The diet of a fox depends on the time of year. Autumn is an especially good time for fruit and a large amount of fruit is consumed by foxes, while in spring they mainly eat birds as this is when most young birds fledge.

Rats and pigeons are also eaten in large quantities, especially around industrial areas, while in areas with lots of restaurants, foxes can feed on higher-quality, but not as nutritious human food.

Foxes that live in the country do not have the same advantages that urban foxes do when it comes to finding an easy meal, however, they are probably more healthy because of this.

Scavenged bones make up a large portion of their diet, but they also feed on a large number of small mammals such as mice, voles, and moles. Fruit and vegetables such as apples, pears, and plums are all tasty snacks for young foxes.

You may have seen foxes but do you know where they live?  Find out in this article I wrote

Fox in winter


Red foxes have excellent hearing with ears that point outwards. Food is more difficult to come by in winter but every morsel is worth the struggle in order to survive. Foxes can hear a mouse squeaking one hundred meters away, leaping on it after tracing the footsteps they leave behind in the snow. 

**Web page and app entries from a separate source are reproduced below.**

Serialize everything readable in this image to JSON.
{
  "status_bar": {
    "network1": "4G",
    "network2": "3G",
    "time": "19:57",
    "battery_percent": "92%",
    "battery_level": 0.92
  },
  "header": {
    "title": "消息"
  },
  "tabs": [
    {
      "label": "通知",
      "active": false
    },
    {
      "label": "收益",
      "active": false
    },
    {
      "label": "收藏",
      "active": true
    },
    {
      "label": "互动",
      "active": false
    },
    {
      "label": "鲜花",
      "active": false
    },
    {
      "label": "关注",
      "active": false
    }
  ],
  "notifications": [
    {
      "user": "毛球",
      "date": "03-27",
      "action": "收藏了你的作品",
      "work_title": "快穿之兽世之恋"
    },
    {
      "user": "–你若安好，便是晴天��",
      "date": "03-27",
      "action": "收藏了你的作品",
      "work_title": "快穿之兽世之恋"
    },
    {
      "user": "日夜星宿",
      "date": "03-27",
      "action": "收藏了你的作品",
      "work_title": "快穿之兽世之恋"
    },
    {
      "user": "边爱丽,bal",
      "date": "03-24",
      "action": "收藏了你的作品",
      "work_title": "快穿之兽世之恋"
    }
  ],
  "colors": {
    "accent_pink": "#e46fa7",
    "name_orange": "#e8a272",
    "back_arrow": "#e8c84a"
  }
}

In winter, foxes mainly feed on small mammals such as mice, squirrels, and rabbits that are also trying to find food. Insects are not as easy to find but still make up a big part of their diet.

Foxes will also cache their food for winter in order to survive. Surplus food is hidden in unique places called a cache for use in winter when there is a limited food supply.

Foxes start to cache from a very young age, with foxes as young as six weeks old seen caching food brought back by their parents. Even pet foxes are known to do this, even without any adult supervision. While the nicest foods seem to be eaten straight away by foxes, other food is often put into a cache. These caches help foxes survive a harsh winter.

Want to know how red foxes survive winter? Find out here